[Dataset rows for apps and sites]
[Start of Attachment]
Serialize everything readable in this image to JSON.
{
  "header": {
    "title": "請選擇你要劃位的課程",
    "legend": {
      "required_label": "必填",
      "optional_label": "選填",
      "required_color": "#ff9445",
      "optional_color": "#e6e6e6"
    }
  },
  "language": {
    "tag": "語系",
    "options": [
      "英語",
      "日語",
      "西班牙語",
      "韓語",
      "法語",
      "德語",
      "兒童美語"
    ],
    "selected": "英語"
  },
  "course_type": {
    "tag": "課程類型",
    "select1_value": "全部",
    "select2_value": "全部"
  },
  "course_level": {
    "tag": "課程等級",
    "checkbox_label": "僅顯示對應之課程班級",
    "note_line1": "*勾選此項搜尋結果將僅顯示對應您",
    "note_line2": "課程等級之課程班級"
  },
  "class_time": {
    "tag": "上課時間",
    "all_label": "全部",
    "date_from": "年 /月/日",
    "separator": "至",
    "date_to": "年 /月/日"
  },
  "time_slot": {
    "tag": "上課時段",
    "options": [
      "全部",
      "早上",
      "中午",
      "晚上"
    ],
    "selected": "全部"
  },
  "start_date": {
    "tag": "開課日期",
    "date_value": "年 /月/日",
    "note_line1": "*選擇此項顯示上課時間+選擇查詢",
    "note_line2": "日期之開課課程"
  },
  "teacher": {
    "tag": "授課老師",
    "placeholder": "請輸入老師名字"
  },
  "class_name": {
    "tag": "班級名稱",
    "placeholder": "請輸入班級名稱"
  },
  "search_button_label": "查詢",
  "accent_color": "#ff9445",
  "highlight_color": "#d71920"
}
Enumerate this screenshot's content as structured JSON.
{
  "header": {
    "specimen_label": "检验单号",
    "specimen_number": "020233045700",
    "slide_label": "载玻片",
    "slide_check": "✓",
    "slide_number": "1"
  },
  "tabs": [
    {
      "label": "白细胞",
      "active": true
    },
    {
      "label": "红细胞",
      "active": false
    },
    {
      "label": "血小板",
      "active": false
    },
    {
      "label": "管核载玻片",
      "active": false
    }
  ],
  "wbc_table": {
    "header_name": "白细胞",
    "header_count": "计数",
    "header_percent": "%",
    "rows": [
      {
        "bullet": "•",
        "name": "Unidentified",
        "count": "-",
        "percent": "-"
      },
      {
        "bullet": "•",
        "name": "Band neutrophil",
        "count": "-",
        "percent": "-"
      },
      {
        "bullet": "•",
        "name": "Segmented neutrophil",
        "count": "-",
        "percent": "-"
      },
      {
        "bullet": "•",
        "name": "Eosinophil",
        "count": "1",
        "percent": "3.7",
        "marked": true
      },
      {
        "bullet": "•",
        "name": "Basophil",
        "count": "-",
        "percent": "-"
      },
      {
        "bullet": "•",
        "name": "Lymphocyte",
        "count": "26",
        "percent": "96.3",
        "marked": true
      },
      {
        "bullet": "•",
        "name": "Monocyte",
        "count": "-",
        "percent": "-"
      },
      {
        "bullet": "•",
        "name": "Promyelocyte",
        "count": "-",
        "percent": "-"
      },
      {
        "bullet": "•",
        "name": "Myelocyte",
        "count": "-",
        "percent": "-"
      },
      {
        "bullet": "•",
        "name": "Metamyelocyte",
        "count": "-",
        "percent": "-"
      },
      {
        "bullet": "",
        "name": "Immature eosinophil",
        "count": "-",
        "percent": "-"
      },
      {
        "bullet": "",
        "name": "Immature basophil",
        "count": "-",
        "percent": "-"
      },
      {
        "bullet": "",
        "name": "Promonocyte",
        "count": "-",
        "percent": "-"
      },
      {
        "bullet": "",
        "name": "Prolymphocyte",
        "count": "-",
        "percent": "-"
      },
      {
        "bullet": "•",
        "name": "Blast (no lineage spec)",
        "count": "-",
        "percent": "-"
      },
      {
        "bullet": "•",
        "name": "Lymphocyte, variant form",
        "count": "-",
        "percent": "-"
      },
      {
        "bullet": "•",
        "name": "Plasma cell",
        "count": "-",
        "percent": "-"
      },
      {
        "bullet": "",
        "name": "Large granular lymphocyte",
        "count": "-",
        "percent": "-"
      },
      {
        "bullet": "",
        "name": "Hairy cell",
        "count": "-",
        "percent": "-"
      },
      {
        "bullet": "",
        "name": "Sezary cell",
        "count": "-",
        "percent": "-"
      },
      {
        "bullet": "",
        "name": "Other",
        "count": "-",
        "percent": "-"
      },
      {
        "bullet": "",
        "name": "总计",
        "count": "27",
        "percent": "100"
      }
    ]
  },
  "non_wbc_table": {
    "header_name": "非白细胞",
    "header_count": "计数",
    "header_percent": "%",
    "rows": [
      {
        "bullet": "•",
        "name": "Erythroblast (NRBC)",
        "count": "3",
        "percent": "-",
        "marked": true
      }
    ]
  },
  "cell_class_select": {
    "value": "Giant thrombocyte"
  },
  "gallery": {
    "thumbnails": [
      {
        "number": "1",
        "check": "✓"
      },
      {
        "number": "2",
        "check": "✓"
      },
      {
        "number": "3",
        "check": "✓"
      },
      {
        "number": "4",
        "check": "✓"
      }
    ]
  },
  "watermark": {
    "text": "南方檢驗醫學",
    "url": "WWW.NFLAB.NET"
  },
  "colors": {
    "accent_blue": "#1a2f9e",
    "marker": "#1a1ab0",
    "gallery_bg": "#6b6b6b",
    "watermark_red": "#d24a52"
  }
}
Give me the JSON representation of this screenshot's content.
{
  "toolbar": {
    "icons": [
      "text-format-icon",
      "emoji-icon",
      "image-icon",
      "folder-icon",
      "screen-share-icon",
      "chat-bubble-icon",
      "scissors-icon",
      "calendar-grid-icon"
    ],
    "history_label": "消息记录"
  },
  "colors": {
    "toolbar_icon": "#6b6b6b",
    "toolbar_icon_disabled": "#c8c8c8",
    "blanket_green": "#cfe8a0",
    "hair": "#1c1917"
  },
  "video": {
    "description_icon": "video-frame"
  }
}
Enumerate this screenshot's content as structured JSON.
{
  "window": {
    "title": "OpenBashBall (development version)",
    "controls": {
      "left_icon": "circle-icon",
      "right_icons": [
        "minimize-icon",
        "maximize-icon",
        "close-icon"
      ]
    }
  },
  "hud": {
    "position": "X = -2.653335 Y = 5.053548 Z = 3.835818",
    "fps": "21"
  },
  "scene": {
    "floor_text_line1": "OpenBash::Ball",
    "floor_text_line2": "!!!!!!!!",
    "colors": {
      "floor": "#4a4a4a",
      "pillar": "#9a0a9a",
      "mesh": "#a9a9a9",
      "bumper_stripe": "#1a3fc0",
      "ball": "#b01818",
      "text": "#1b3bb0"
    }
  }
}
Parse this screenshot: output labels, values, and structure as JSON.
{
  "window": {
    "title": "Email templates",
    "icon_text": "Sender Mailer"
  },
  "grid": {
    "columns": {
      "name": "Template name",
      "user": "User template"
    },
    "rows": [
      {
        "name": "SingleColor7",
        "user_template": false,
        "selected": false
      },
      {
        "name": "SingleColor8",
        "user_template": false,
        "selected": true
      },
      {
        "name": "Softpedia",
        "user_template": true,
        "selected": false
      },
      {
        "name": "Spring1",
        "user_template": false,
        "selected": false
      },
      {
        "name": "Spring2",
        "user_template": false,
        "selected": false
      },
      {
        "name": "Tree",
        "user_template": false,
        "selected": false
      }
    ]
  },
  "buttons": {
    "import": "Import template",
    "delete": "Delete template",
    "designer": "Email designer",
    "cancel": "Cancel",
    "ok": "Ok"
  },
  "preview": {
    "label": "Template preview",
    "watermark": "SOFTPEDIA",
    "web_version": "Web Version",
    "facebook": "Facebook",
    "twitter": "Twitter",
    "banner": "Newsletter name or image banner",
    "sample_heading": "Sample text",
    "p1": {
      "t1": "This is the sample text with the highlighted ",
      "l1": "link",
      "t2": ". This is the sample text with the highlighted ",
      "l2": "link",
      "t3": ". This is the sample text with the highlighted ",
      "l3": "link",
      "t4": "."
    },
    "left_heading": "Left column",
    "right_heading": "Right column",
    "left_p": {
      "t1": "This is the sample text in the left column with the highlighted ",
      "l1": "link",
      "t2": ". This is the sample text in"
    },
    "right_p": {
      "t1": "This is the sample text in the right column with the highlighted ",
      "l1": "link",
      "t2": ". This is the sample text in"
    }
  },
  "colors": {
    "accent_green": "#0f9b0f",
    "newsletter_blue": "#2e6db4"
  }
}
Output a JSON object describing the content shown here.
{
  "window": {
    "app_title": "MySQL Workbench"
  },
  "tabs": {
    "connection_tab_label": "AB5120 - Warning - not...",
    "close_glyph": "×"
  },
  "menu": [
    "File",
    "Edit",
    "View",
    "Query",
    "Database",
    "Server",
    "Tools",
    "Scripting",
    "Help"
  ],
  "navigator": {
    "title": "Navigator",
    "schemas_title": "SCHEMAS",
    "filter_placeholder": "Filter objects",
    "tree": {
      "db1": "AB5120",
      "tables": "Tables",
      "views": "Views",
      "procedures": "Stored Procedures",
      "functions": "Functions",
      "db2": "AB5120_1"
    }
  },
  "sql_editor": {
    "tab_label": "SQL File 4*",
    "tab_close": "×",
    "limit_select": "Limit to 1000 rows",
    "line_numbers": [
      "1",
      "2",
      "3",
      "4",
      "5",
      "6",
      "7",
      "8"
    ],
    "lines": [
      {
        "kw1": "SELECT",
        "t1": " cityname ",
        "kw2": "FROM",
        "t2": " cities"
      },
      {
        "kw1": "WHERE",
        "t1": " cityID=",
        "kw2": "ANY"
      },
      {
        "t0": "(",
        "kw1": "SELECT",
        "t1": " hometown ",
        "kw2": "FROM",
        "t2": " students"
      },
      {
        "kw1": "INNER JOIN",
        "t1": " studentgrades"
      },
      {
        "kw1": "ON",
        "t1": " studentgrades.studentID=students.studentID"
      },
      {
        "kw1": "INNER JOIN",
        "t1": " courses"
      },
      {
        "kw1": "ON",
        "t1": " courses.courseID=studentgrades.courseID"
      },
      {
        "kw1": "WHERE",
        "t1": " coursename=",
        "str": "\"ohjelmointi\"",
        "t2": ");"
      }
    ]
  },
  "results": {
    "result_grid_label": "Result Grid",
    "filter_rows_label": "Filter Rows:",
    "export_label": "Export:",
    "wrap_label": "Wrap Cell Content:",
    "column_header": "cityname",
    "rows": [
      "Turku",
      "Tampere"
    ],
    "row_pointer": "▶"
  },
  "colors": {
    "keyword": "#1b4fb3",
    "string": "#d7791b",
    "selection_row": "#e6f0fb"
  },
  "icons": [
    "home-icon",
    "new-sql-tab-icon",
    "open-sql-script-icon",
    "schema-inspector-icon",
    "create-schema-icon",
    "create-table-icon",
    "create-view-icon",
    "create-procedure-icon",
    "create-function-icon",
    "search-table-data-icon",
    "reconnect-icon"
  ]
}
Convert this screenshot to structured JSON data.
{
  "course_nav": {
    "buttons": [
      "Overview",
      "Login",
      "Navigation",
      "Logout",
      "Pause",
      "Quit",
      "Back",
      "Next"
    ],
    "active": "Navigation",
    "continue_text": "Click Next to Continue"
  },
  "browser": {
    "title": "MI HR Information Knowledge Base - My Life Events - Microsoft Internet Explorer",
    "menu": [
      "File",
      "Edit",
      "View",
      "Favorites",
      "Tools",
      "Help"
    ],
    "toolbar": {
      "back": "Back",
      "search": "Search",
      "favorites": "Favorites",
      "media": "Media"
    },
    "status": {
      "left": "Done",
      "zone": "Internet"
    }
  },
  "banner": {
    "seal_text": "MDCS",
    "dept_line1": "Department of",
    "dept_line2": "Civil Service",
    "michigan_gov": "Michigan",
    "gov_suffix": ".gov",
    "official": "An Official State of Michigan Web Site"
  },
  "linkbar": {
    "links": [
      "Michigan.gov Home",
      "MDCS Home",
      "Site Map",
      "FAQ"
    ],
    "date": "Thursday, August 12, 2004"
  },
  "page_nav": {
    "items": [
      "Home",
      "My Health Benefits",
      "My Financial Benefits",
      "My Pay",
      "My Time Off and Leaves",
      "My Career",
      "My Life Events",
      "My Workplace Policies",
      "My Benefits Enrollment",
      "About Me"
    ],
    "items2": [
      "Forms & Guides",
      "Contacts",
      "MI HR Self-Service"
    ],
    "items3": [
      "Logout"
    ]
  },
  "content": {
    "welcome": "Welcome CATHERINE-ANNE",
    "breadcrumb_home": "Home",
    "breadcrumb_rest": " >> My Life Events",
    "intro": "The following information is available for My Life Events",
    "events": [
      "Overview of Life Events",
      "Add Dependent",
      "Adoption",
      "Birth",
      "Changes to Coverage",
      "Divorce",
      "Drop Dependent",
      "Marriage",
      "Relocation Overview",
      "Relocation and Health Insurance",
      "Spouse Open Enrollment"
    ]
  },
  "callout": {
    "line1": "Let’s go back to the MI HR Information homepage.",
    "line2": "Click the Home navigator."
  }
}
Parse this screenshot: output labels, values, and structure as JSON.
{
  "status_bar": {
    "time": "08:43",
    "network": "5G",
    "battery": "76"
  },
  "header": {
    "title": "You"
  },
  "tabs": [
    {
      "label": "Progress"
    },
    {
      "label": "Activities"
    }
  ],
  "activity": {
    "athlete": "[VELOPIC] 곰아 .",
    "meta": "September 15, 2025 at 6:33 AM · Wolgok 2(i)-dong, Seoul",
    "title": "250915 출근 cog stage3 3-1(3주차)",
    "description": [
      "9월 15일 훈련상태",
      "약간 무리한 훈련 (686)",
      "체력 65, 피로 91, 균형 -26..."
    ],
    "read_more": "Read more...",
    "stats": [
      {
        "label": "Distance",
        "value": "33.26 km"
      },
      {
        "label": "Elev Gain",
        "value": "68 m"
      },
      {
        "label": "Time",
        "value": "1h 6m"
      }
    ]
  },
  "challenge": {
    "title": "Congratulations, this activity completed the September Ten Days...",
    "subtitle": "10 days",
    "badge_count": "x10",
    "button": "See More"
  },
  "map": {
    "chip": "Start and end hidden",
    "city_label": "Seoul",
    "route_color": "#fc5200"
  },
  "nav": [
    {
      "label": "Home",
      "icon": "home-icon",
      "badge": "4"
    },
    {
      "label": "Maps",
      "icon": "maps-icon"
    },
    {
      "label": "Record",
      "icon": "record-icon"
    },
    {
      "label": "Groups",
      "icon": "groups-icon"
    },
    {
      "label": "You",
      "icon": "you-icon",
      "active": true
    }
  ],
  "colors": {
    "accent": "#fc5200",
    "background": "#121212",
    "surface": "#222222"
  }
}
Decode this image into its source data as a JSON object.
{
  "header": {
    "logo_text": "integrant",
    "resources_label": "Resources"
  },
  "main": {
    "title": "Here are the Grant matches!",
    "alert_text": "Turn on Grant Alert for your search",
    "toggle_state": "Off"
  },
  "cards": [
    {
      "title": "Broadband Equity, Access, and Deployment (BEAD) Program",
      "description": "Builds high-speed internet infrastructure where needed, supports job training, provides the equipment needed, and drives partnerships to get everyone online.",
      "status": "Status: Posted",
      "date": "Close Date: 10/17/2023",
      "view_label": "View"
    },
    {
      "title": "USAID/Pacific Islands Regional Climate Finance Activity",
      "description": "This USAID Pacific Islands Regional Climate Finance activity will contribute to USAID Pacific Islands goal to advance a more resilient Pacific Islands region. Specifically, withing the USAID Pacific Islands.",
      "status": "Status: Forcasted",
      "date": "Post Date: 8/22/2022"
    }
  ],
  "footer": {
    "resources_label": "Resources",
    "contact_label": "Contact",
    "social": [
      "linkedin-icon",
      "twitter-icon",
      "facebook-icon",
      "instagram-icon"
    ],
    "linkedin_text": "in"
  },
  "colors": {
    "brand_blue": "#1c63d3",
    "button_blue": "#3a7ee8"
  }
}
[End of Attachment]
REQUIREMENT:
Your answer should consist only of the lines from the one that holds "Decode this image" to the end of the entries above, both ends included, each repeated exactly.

RESPONSE TO THIS EXERCISE:
Decode this image into its source data as a JSON object.
{
  "header": {
    "logo_text": "integrant",
    "resources_label": "Resources"
  },
  "main": {
    "title": "Here are the Grant matches!",
    "alert_text": "Turn on Grant Alert for your search",
    "toggle_state": "Off"
  },
  "cards": [
    {
      "title": "Broadband Equity, Access, and Deployment (BEAD) Program",
      "description": "Builds high-speed internet infrastructure where needed, supports job training, provides the equipment needed, and drives partnerships to get everyone online.",
      "status": "Status: Posted",
      "date": "Close Date: 10/17/2023",
      "view_label": "View"
    },
    {
      "title": "USAID/Pacific Islands Regional Climate Finance Activity",
      "description": "This USAID Pacific Islands Regional Climate Finance activity will contribute to USAID Pacific Islands goal to advance a more resilient Pacific Islands region. Specifically, withing the USAID Pacific Islands.",
      "status": "Status: Forcasted",
      "date": "Post Date: 8/22/2022"
    }
  ],
  "footer": {
    "resources_label": "Resources",
    "contact_label": "Contact",
    "social": [
      "linkedin-icon",
      "twitter-icon",
      "facebook-icon",
      "instagram-icon"
    ],
    "linkedin_text": "in"
  },
  "colors": {
    "brand_blue": "#1c63d3",
    "button_blue": "#3a7ee8"
  }
}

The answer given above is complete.